YOUR TASK:
Within the entries below, find every line that has the string "Houston", then copy it.

RECORDS PROVIDED:
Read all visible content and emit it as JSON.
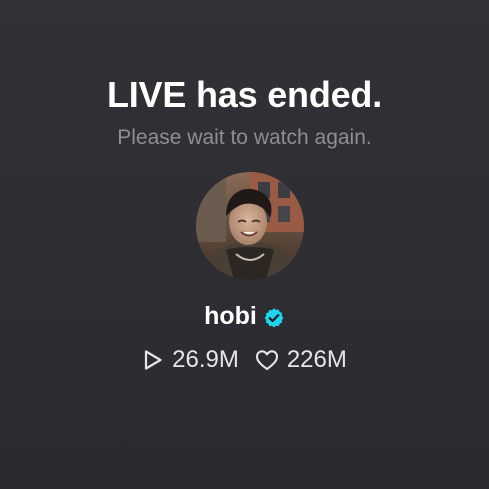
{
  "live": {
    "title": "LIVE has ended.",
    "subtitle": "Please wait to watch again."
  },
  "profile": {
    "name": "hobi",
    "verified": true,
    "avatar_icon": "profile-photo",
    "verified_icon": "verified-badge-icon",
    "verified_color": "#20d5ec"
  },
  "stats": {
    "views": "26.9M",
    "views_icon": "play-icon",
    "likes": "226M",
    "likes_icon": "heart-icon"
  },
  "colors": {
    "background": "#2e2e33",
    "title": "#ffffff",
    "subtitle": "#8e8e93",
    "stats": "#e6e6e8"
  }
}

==

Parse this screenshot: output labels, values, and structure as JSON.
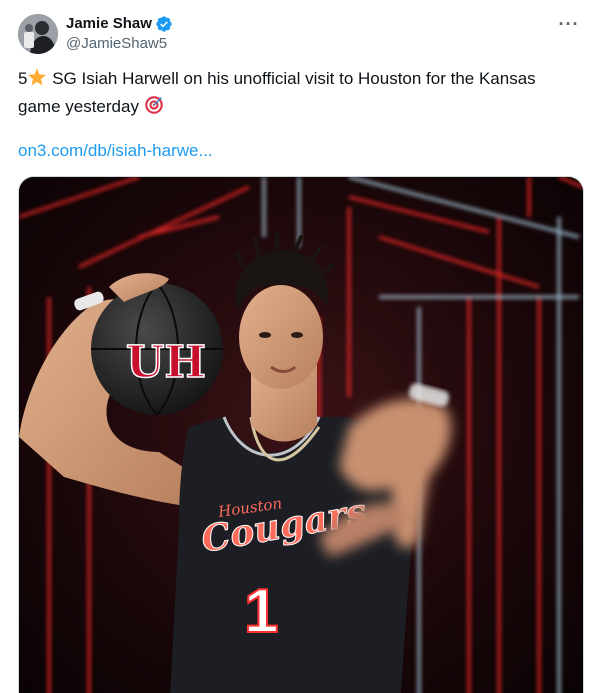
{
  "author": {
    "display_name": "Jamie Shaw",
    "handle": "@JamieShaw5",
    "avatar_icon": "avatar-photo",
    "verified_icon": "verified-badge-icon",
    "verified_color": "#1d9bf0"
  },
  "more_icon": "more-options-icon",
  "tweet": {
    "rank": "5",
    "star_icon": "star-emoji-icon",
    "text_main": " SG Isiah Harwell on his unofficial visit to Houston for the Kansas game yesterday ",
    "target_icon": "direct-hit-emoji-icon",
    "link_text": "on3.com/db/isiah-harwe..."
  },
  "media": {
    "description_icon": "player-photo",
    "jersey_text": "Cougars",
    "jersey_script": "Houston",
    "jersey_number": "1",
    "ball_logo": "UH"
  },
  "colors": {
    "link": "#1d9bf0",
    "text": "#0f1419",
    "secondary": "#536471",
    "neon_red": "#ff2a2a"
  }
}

RESULT FOR THIS TASK:
    "text_main": " SG Isiah Harwell on his unofficial visit to Houston for the Kansas game yesterday ",
    "jersey_script": "Houston",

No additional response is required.